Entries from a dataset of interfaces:
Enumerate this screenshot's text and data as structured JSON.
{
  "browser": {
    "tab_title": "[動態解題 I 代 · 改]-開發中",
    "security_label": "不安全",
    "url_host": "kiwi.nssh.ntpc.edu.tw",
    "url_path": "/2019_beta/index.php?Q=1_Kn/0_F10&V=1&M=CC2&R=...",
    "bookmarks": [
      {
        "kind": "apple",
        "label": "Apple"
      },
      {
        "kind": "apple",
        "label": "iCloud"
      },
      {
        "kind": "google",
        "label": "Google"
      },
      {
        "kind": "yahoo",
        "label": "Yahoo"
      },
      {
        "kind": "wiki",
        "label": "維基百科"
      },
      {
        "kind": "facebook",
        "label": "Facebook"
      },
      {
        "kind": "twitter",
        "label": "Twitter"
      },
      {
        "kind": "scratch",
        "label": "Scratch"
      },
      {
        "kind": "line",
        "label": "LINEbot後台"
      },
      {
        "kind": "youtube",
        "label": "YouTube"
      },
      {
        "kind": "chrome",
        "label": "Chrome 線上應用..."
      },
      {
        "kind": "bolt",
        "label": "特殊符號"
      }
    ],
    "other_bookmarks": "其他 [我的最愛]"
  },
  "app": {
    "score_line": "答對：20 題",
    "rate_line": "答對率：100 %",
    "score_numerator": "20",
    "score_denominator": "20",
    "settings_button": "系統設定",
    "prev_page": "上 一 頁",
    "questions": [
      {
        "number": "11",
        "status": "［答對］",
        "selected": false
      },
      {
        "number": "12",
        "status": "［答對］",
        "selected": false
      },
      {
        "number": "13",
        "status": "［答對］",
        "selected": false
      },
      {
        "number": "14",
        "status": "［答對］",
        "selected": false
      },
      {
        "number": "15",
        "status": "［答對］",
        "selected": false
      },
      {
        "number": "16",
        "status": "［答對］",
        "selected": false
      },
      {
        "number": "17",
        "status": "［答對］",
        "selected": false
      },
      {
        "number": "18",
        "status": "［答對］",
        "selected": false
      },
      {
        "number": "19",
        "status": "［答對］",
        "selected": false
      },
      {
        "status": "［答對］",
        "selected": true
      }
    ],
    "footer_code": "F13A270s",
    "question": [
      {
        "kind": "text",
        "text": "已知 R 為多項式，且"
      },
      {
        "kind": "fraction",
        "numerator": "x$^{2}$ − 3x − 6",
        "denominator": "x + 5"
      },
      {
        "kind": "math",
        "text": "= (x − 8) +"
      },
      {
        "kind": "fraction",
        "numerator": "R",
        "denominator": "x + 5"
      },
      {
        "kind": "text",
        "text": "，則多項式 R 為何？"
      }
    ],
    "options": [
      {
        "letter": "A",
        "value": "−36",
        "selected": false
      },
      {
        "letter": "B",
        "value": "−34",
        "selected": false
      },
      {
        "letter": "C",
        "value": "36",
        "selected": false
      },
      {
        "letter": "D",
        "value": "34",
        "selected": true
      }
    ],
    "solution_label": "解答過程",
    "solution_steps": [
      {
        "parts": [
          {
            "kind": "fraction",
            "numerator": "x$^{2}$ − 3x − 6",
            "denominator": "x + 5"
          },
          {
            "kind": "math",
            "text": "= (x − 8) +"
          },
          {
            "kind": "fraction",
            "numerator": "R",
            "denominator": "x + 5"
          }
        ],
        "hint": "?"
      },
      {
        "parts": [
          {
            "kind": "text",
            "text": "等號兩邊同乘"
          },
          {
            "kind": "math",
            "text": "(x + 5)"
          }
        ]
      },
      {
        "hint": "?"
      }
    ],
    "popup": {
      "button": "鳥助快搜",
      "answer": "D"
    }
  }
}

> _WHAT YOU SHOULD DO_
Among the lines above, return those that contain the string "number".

> _ANSWER FOR THIS EXERCISE_
        "number": "11",
        "number": "12",
        "number": "13",
        "number": "14",
        "number": "15",
        "number": "16",
        "number": "17",
        "number": "18",
        "number": "19",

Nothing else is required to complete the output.